What the task requires: In how many lines of the entries below does "image" appear? Give only the number.

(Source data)
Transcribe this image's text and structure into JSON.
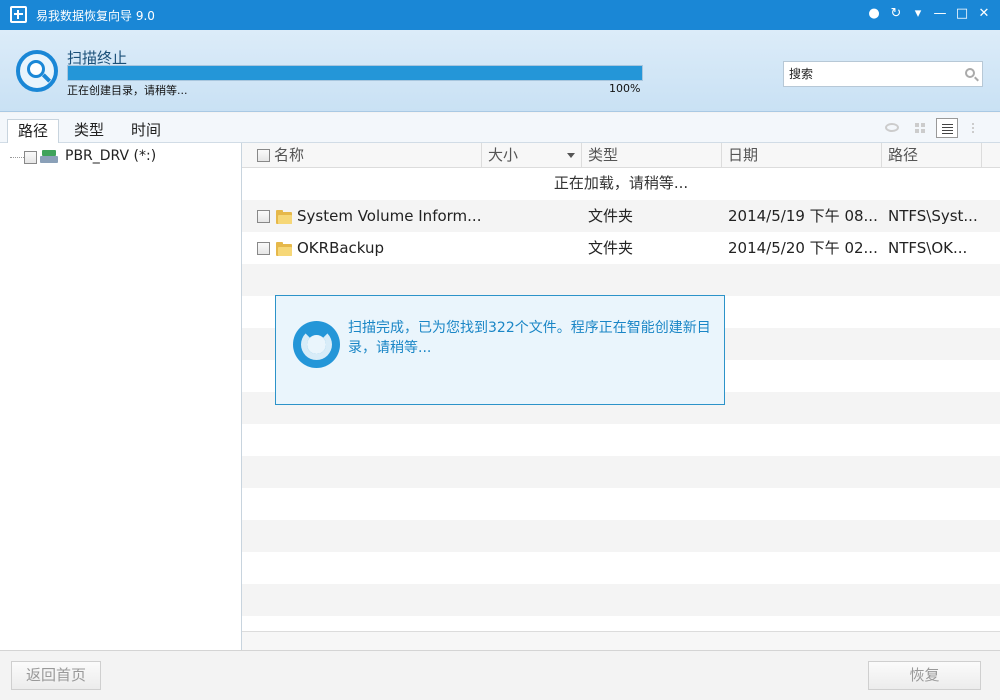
{
  "window": {
    "title": "易我数据恢复向导 9.0"
  },
  "header": {
    "status": "扫描终止",
    "sub_status": "正在创建目录，请稍等...",
    "progress_label": "100%",
    "progress_fraction": 1.0,
    "search_placeholder": "搜索"
  },
  "tabs": [
    {
      "label": "路径"
    },
    {
      "label": "类型"
    },
    {
      "label": "时间"
    }
  ],
  "tree": {
    "drive_label": "PBR_DRV (*:)"
  },
  "columns": {
    "name": "名称",
    "size": "大小",
    "type": "类型",
    "date": "日期",
    "path": "路径"
  },
  "loading_text": "正在加载，请稍等...",
  "rows": [
    {
      "name": "System Volume Inform...",
      "type": "文件夹",
      "date": "2014/5/19 下午 08...",
      "path": "NTFS\\Syst..."
    },
    {
      "name": "OKRBackup",
      "type": "文件夹",
      "date": "2014/5/20 下午 02...",
      "path": "NTFS\\OK..."
    }
  ],
  "dialog": {
    "message": "扫描完成，已为您找到322个文件。程序正在智能创建新目录，请稍等..."
  },
  "buttons": {
    "back_home": "返回首页",
    "recover": "恢复"
  },
  "colors": {
    "title_bar": "#1a87d6",
    "accent": "#2496d8",
    "dialog_text": "#1a86c6"
  }
}
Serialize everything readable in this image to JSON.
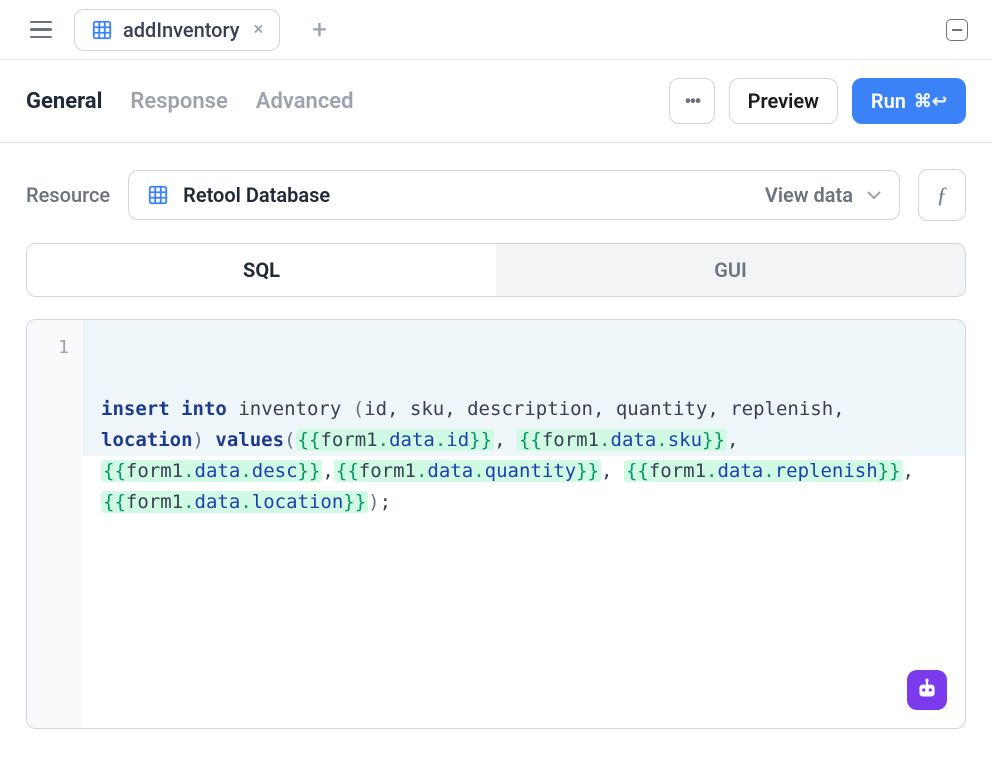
{
  "topbar": {
    "tab_name": "addInventory",
    "close_label": "×",
    "new_tab_label": "+"
  },
  "subnav": {
    "tabs": [
      {
        "label": "General",
        "active": true
      },
      {
        "label": "Response",
        "active": false
      },
      {
        "label": "Advanced",
        "active": false
      }
    ],
    "more_label": "•••",
    "preview_label": "Preview",
    "run_label": "Run",
    "run_shortcut": "⌘↩"
  },
  "resource": {
    "label": "Resource",
    "name": "Retool Database",
    "view_data_label": "View data",
    "fx_label": "ƒ"
  },
  "mode": {
    "sql": "SQL",
    "gui": "GUI"
  },
  "editor": {
    "line_number": "1",
    "keywords": {
      "insert": "insert",
      "into": "into",
      "values": "values",
      "location_kw": "location"
    },
    "table": "inventory",
    "columns": "id, sku, description, quantity, replenish, ",
    "templates": {
      "id": {
        "obj": "form1",
        "p1": "data",
        "p2": "id"
      },
      "sku": {
        "obj": "form1",
        "p1": "data",
        "p2": "sku"
      },
      "desc": {
        "obj": "form1",
        "p1": "data",
        "p2": "desc"
      },
      "quantity": {
        "obj": "form1",
        "p1": "data",
        "p2": "quantity"
      },
      "replenish": {
        "obj": "form1",
        "p1": "data",
        "p2": "replenish"
      },
      "location": {
        "obj": "form1",
        "p1": "data",
        "p2": "location"
      }
    }
  },
  "colors": {
    "primary": "#3b82f6",
    "chatbot": "#7c3aed",
    "keyword": "#1e3a8a",
    "template_bg": "#d1fae5",
    "template_bracket": "#059669"
  }
}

Problem solution: 2